--- Records to use Enclosed Below ---

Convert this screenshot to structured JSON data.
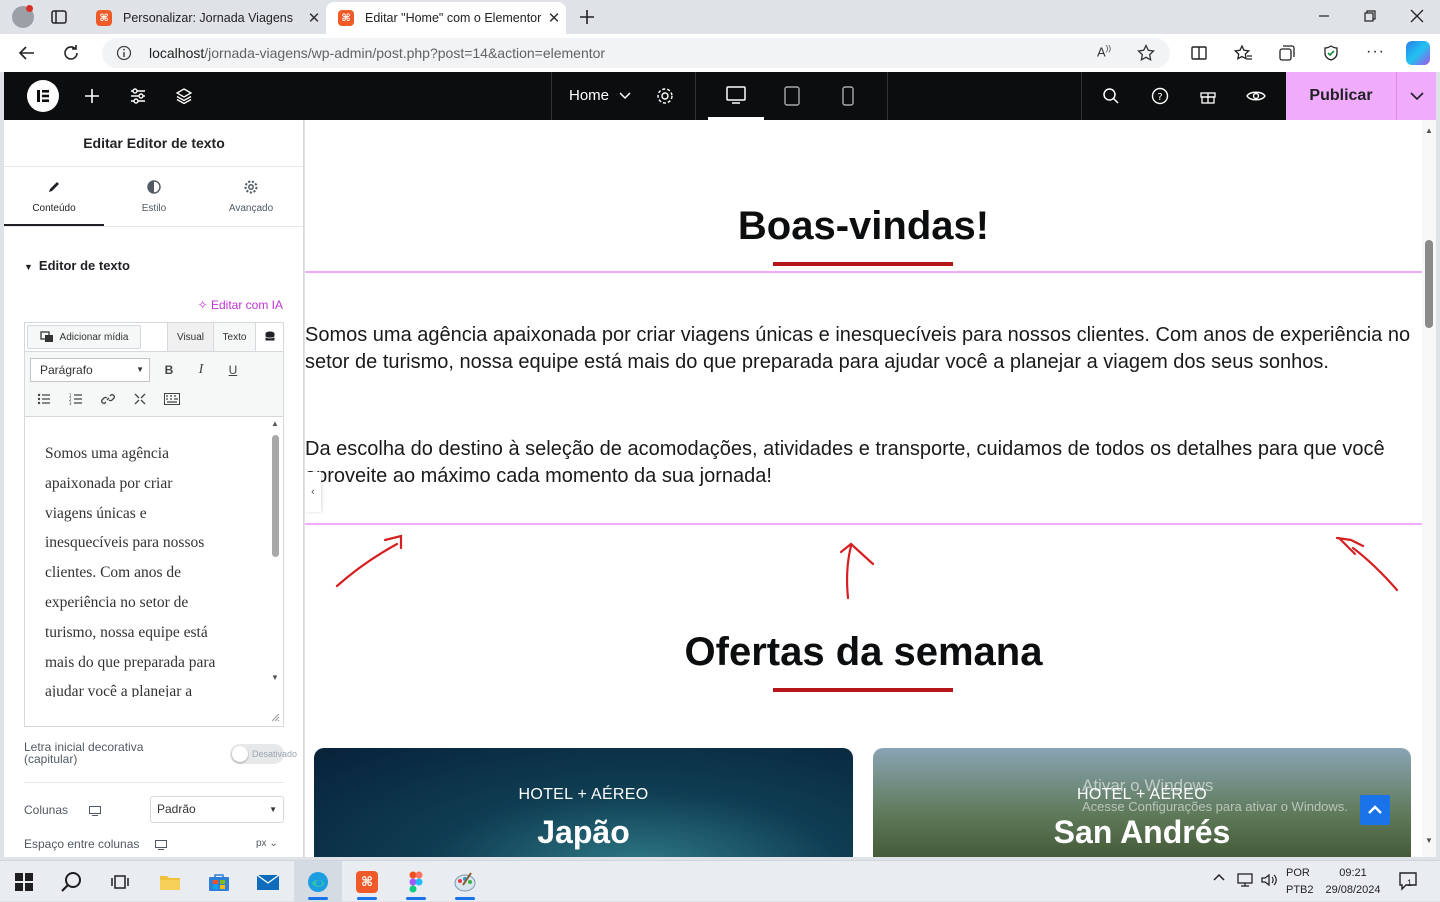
{
  "browser": {
    "tabs": [
      {
        "title": "Personalizar: Jornada Viagens",
        "active": false
      },
      {
        "title": "Editar \"Home\" com o Elementor",
        "active": true
      }
    ],
    "url": {
      "host": "localhost",
      "path": "/jornada-viagens/wp-admin/post.php?post=14&action=elementor"
    }
  },
  "topbar": {
    "page_selector": "Home",
    "publish_label": "Publicar"
  },
  "panel": {
    "title": "Editar Editor de texto",
    "tabs": [
      "Conteúdo",
      "Estilo",
      "Avançado"
    ],
    "section": "Editor de texto",
    "ai_edit": "Editar com IA",
    "add_media": "Adicionar mídia",
    "editor_tabs": [
      "Visual",
      "Texto"
    ],
    "format": "Parágrafo",
    "editor_lines": [
      "Somos uma agência",
      "apaixonada por criar",
      "viagens únicas e",
      "inesquecíveis para nossos",
      "clientes. Com anos de",
      "experiência no setor de",
      "turismo, nossa equipe está",
      "mais do que preparada para",
      "ajudar você a planejar a"
    ],
    "dropcap_label": "Letra inicial decorativa (capitular)",
    "dropcap_state": "Desativado",
    "columns_label": "Colunas",
    "columns_value": "Padrão",
    "gap_label": "Espaço entre colunas",
    "gap_unit": "px"
  },
  "canvas": {
    "welcome_title": "Boas-vindas!",
    "paragraph1": "Somos uma agência apaixonada por criar viagens únicas e inesquecíveis para nossos clientes. Com anos de experiência no setor de turismo, nossa equipe está mais do que preparada para ajudar você a planejar a viagem dos seus sonhos.",
    "paragraph2": "Da escolha do destino à seleção de acomodações, atividades e transporte, cuidamos de todos os detalhes para que você aproveite ao máximo cada momento da sua jornada!",
    "offers_title": "Ofertas da semana",
    "cards": [
      {
        "kicker": "HOTEL + AÉREO",
        "name": "Japão"
      },
      {
        "kicker": "HOTEL + AÉREO",
        "name": "San Andrés"
      }
    ],
    "watermark": {
      "line1": "Ativar o Windows",
      "line2": "Acesse Configurações para ativar o Windows."
    }
  },
  "taskbar": {
    "lang": "POR",
    "layout": "PTB2",
    "time": "09:21",
    "date": "29/08/2024",
    "notifications": "1"
  },
  "colors": {
    "accent_pink": "#f0abfc",
    "underline_red": "#b4161b",
    "elementor_dark": "#0c0d0e"
  }
}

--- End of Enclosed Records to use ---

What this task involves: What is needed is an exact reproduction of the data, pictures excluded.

Response to the exercise:
Convert this screenshot to structured JSON data.
{
  "browser": {
    "tabs": [
      {
        "title": "Personalizar: Jornada Viagens",
        "active": false
      },
      {
        "title": "Editar \"Home\" com o Elementor",
        "active": true
      }
    ],
    "url": {
      "host": "localhost",
      "path": "/jornada-viagens/wp-admin/post.php?post=14&action=elementor"
    }
  },
  "topbar": {
    "page_selector": "Home",
    "publish_label": "Publicar"
  },
  "panel": {
    "title": "Editar Editor de texto",
    "tabs": [
      "Conteúdo",
      "Estilo",
      "Avançado"
    ],
    "section": "Editor de texto",
    "ai_edit": "Editar com IA",
    "add_media": "Adicionar mídia",
    "editor_tabs": [
      "Visual",
      "Texto"
    ],
    "format": "Parágrafo",
    "editor_lines": [
      "Somos uma agência",
      "apaixonada por criar",
      "viagens únicas e",
      "inesquecíveis para nossos",
      "clientes. Com anos de",
      "experiência no setor de",
      "turismo, nossa equipe está",
      "mais do que preparada para",
      "ajudar você a planejar a"
    ],
    "dropcap_label": "Letra inicial decorativa (capitular)",
    "dropcap_state": "Desativado",
    "columns_label": "Colunas",
    "columns_value": "Padrão",
    "gap_label": "Espaço entre colunas",
    "gap_unit": "px"
  },
  "canvas": {
    "welcome_title": "Boas-vindas!",
    "paragraph1": "Somos uma agência apaixonada por criar viagens únicas e inesquecíveis para nossos clientes. Com anos de experiência no setor de turismo, nossa equipe está mais do que preparada para ajudar você a planejar a viagem dos seus sonhos.",
    "paragraph2": "Da escolha do destino à seleção de acomodações, atividades e transporte, cuidamos de todos os detalhes para que você aproveite ao máximo cada momento da sua jornada!",
    "offers_title": "Ofertas da semana",
    "cards": [
      {
        "kicker": "HOTEL + AÉREO",
        "name": "Japão"
      },
      {
        "kicker": "HOTEL + AÉREO",
        "name": "San Andrés"
      }
    ],
    "watermark": {
      "line1": "Ativar o Windows",
      "line2": "Acesse Configurações para ativar o Windows."
    }
  },
  "taskbar": {
    "lang": "POR",
    "layout": "PTB2",
    "time": "09:21",
    "date": "29/08/2024",
    "notifications": "1"
  },
  "colors": {
    "accent_pink": "#f0abfc",
    "underline_red": "#b4161b",
    "elementor_dark": "#0c0d0e"
  }
}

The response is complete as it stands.